A recent Seer study identified that certain factors are linked to a person’s risk of a seizure occurring. Changes in these factors can affect seizure risk and thus affect the forecast.

These factors are:

  • Level of stress
  • Sleep quantity and quality
  • Medication adherence
  • Environmental factors
  • Lifestyle changes

Text reads: factors linked to seizure risk. Below are 5 illustrations with text: stress levels, sleep, medication, environmental factors, and lifestyle changes.

Coordinating therapies

Seizure forecasting opens up the opportunity to coordinate with other therapies, such as deep brain stimulation, to the timing of when event risks are the highest. Deep brain stimulation (DBS) involves surgically implanting a device that creates electrical impulses in specific areas of the brain to reduce the severity and frequency of seizures.

Currently, DBS devices work by “set and forget” programming. A neurologist will set parameters and the device constantly stimulates the brain, even when it’s not certain there is a risk of a seizure.

Text reads: deep brain stimulation (DBS). To the right is an illustration of a person from the abdomen up. The brain is shown with an electrode implanted in the brain. From the implant a wire extends to a neurostimulator (pulse generator) that is shown on top of the chest.

Guided by a seizure risk forecast, it could be possible to tailor the stimulation to when a seizure is most likely to occur. By doing so, the severity of the event may be decreased or, even better, prevented altogether. Having this ability opens the door to providing people with epilepsy a higher quality of life by providing more effective epilepsy management.

 

Gain control of your events

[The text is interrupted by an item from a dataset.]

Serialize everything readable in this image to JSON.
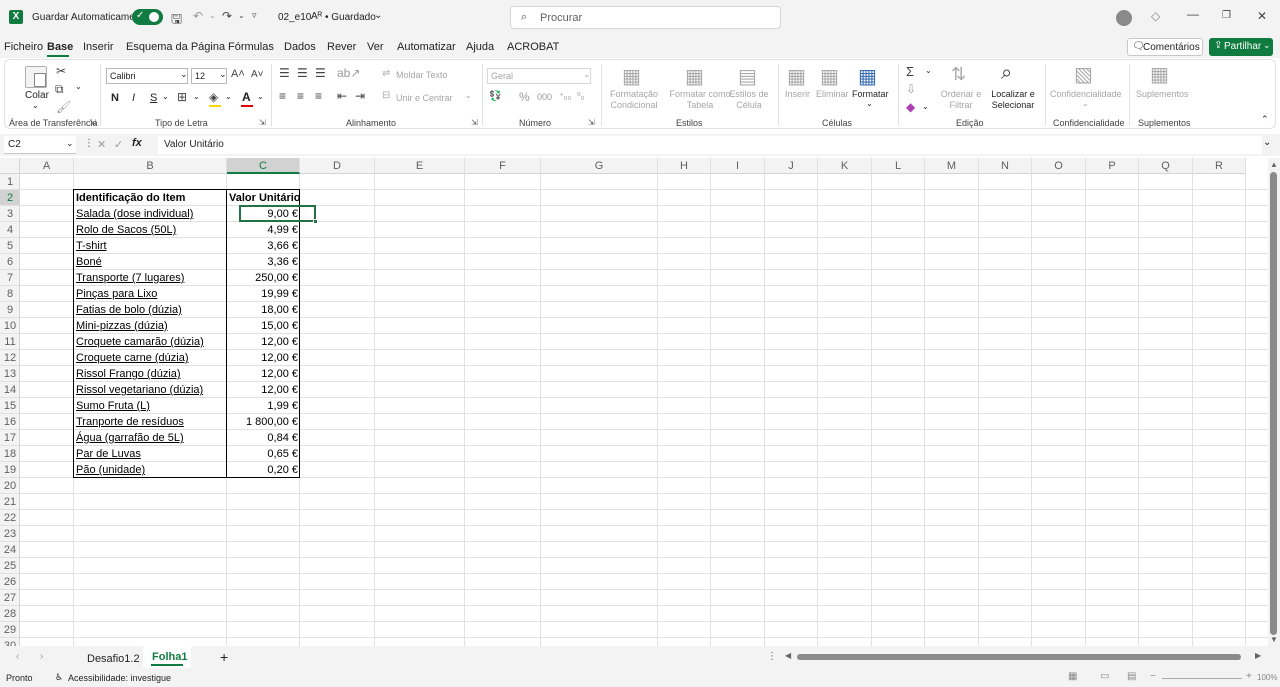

The seizure risk feature is now available in the Seer app!

The Seer app is already the app of choice for tracking events and managing medications for many people. Download today to start managing your seizures with the risk forecasting feature.

Download the Seer app to start using the world’s first seizure risk forecaster.